Molecular impact of graphene oxide with different shape dimension on human immune cells

In the last few years, there has been enormous interest in graphene oxide (GO) for its wide variety of applications[1]. However, for any medical application, the immune system-impact of GO still remain to be fully understood. Moreover, the modulation of immune cells mediated by nanomaterials could be interesting also in immunotheraphy applications[2]. Indeed, nanomaterials and more in general nanotechnology can enhance the efficacy of immunostimulatory small molecules and biologics by altering their co-localization, biodistribution, and release kinetics[3].

Following these aims we focused on the molecular effects of two GOs, different for lateral size dimensions, on human peripheral blood mononuclear cells (PBMCs). GOs were fully characterized then, we performed a wide range of standard assays looking at cell viability, cell activation and multiple cytokines secretion. We characterized the molecular impact of GOs on 84 genes immune-response-related. Additionally, a whole genome analysis was conducted on T cells and monocytes as representative of the innate and adaptive immune responses. In Figure 1 TEM and AFM characterization of GO-Small (140 nm) and GO-Large (4mm). We did not detect any toxicity in GO PBMCs treated samples. The 84 gene expression analysis evidenced a clear dimension-dependent impact of GOs on cell activation (Figure 2). In particular, the GO-Small modulated 16 genes (Fold Regulation >4) compared to only 5 of GO-Large (in red in Figure 2 C). Action confirmed also by cytokine analysis (Figure 2 D). These evidences were also confirmed by microarray analysis on T and monocytes cell lines. GO-Small impact the immune cell activation, underlined by the over expression of many pathways such as leukocyte chemotaxis pathway (Figure 3), genes such as CXCL10 ligand pathway and CXCR3 receptor (Figure 3, red box). Moreover, we found a strong action on cell metabolism with a down-regulation on energetic pathways such as oxidative-phosphorylation pathway in both cell types (data not shown). Our work represents a comprehensive molecular-characterization of different sized GOs on immune cells giving crucial information for the chemical and physical design of graphene for biomedical applications i.e. as a new possible drug delivery systems and nanoimmunotherapy tools.
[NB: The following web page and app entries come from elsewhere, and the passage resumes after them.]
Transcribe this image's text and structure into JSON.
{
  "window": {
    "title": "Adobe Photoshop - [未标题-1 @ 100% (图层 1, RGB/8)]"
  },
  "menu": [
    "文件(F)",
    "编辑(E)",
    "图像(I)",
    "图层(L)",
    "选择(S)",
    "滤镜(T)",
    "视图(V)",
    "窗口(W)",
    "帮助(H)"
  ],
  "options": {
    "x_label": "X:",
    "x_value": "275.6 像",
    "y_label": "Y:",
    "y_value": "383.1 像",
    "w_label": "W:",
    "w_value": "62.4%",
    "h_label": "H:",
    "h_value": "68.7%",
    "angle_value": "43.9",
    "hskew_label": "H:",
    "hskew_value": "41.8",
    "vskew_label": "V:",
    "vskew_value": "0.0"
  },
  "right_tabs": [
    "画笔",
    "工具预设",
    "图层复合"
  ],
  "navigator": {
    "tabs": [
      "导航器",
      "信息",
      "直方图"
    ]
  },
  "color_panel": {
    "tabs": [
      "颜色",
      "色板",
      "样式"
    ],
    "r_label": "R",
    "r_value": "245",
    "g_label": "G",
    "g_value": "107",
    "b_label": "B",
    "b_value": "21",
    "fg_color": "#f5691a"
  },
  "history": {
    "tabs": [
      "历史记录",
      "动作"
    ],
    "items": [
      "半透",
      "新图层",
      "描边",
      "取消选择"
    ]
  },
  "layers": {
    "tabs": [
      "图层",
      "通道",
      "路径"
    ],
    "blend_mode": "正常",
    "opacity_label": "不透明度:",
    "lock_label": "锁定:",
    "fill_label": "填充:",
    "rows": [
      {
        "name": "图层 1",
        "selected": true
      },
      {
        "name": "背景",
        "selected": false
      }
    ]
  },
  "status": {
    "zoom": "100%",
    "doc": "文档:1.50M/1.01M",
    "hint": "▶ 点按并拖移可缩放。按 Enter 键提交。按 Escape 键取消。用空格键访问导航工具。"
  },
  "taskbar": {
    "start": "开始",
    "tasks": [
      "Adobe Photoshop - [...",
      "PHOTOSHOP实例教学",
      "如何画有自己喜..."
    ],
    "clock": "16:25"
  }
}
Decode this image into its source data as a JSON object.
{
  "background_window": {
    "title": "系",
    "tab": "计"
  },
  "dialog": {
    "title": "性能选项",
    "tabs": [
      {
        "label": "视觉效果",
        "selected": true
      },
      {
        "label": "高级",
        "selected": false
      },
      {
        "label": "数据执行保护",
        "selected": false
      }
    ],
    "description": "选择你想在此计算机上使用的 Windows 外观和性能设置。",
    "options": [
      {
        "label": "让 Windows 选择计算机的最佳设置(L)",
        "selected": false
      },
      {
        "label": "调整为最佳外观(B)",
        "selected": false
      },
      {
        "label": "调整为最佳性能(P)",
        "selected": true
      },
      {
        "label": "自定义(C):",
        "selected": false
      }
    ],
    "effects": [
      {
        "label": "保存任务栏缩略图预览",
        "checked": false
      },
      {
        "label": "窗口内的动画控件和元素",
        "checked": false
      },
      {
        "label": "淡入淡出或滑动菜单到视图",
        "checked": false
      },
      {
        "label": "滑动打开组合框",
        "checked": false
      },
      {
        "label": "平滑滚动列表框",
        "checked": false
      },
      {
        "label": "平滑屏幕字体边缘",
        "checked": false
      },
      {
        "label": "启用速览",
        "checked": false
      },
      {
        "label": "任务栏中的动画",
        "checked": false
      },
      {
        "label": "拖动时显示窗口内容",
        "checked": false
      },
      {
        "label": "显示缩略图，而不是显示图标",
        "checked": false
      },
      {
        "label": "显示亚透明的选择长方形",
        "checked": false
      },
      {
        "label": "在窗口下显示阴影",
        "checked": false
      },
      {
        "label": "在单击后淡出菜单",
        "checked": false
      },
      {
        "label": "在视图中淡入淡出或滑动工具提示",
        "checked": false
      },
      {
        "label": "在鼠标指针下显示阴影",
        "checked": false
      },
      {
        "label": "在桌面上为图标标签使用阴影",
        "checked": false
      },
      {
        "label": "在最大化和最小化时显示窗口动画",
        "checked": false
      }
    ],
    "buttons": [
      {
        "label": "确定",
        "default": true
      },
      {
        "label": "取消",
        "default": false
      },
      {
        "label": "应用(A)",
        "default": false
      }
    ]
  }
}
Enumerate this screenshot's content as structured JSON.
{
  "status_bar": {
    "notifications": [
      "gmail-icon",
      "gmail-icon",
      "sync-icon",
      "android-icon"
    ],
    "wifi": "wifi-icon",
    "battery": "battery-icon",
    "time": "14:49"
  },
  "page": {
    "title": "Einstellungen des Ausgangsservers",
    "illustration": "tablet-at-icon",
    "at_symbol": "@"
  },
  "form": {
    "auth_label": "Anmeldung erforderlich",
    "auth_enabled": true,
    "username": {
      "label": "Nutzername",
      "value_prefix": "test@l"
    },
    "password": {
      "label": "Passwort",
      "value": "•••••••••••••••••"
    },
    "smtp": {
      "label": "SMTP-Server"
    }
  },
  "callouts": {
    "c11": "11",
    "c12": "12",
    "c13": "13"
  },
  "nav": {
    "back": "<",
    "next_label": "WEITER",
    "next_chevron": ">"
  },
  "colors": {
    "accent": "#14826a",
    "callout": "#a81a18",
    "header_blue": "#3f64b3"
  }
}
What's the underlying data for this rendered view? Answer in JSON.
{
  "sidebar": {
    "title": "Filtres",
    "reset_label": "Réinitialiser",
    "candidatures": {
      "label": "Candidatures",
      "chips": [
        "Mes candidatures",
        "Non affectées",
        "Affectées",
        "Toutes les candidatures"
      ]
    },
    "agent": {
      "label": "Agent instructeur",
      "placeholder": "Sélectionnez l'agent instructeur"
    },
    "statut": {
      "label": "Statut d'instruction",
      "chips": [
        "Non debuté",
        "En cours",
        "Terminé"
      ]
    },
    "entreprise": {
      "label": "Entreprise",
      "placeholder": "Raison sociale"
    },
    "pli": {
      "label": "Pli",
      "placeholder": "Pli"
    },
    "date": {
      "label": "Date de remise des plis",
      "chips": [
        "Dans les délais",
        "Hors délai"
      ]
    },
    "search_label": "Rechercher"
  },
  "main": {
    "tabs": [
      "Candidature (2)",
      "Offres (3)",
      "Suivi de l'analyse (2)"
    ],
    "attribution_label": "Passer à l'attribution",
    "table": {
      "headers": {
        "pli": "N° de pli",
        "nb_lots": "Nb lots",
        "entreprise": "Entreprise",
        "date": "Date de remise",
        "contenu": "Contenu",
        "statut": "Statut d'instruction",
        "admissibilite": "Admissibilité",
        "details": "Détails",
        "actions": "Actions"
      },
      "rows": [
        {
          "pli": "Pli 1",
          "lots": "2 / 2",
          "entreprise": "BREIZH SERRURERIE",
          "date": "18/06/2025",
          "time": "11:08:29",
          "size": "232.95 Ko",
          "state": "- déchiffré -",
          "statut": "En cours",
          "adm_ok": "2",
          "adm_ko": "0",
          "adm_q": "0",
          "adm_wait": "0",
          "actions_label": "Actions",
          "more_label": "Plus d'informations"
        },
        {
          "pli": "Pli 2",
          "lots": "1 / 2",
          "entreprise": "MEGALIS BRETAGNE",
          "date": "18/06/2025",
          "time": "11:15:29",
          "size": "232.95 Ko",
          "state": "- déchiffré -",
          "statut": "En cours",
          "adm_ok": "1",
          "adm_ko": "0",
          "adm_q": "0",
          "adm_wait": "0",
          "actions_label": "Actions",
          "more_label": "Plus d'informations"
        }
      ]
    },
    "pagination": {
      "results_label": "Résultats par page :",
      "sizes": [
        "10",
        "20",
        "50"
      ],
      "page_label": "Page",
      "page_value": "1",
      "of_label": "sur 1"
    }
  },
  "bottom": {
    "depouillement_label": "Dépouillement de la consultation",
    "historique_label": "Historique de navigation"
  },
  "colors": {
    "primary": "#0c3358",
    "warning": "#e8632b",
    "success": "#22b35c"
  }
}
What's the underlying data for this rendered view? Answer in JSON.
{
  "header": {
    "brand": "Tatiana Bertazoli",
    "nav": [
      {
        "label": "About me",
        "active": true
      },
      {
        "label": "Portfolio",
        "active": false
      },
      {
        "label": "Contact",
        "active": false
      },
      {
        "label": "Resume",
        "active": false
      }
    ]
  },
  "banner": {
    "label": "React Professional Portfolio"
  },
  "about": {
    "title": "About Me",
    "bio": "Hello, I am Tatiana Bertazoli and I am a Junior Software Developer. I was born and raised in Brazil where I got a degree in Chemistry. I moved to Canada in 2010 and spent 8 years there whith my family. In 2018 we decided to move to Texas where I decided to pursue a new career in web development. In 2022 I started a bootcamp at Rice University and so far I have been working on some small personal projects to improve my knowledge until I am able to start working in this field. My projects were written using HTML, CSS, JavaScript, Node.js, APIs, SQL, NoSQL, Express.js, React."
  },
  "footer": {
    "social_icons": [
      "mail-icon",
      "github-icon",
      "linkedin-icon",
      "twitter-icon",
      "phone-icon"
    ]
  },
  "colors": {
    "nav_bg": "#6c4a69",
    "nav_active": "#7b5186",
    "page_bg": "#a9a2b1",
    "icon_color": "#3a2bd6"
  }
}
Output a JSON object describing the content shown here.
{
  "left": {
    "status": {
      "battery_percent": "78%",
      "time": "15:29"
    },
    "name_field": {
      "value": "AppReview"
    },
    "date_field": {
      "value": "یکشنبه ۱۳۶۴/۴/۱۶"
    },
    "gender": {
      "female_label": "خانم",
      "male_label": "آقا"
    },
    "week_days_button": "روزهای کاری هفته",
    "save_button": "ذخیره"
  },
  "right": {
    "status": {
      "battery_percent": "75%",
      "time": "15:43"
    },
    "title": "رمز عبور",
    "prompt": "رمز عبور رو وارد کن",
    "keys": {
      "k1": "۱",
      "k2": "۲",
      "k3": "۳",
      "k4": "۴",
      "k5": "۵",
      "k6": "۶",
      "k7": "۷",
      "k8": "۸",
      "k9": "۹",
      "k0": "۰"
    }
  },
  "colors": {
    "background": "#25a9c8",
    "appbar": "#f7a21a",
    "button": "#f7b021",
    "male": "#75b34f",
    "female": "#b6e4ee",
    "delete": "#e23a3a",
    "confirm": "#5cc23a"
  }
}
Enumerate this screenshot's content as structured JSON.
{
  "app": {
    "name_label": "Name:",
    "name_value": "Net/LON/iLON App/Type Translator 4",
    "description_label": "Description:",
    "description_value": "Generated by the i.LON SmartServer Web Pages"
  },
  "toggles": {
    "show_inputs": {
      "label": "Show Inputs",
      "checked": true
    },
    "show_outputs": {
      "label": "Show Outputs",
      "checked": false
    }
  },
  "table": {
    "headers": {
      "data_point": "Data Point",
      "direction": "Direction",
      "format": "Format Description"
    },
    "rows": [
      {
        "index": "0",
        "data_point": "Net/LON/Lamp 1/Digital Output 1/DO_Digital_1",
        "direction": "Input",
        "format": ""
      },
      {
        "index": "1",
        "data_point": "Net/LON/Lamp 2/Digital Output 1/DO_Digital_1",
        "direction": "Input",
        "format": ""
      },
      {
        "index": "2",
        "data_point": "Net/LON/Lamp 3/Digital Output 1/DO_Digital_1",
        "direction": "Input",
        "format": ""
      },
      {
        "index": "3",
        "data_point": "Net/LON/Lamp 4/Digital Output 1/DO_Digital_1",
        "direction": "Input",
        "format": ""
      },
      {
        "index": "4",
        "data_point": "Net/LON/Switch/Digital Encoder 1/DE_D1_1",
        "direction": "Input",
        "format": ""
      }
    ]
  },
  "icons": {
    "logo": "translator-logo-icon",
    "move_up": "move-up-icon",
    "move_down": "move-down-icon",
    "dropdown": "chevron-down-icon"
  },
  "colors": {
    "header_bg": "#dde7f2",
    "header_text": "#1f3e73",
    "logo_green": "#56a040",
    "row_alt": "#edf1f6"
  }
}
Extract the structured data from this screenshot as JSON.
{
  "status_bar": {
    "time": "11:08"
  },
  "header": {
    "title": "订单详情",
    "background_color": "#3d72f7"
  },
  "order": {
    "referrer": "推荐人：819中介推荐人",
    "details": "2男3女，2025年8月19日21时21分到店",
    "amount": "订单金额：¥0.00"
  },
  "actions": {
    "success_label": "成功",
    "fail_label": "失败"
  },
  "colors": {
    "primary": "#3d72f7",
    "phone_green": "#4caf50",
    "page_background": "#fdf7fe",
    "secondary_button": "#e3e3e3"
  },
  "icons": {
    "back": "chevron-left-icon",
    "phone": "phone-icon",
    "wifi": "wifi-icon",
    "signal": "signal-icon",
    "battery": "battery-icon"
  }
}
figure1
figure2
figure3

References

  1. 1.

    Sechi G, Bedognetti D, Sgarrella F, Van Eperen L, Marincola FM, Bianco A, Delogu LG: Nanomed. (Lond). 2014

    Google Scholar 

  2. 2.

    Orecchioni M, Bedognetti D, Sgarrella F, Marincola FM, Bianco A, Delogu LG: Journal of translational medicine. 2014

    Google Scholar 

  3. 3.

    Goldberg MS: Cell. 2015

    Google Scholar 

Download references

Author information

Affiliations

Authors

Corresponding author

Correspondence to Lucia Delogu.

Rights and permissions

Open Access  This article is licensed under a Creative Commons Attribution 4.0 International License, which permits use, sharing, adaptation, distribution and reproduction in any medium or format, as long as you give appropriate credit to the original author(s) and the source, provide a link to the Creative Commons licence, and indicate if changes were made.

The images or other third party material in this article are included in the article’s Creative Commons licence, unless indicated otherwise in a credit line to the material. If material is not included in the article’s Creative Commons licence and your intended use is not permitted by statutory regulation or exceeds the permitted use, you will need to obtain permission directly from the copyright holder.

To view a copy of this licence, visit https://creativecommons.org/licenses/by/4.0/.

The Creative Commons Public Domain Dedication waiver (https://creativecommons.org/publicdomain/zero/1.0/) applies to the data made available in this article, unless otherwise stated in a credit line to the data.

Reprints and Permissions

About this article

Verify currency and authenticity via CrossMark

Cite this article

Orecchioni, M., Jasim, D., Pescatori, M. et al. Molecular impact of graphene oxide with different shape dimension on human immune cells. j. immunotherapy cancer 3, P217 (2015). https://doi.org/10.1186/2051-1426-3-S2-P217

Download citation

Keywords

  • Oxide
  • Public Health
  • Immune Cell
  • Small Molecule
  • Graphene Oxide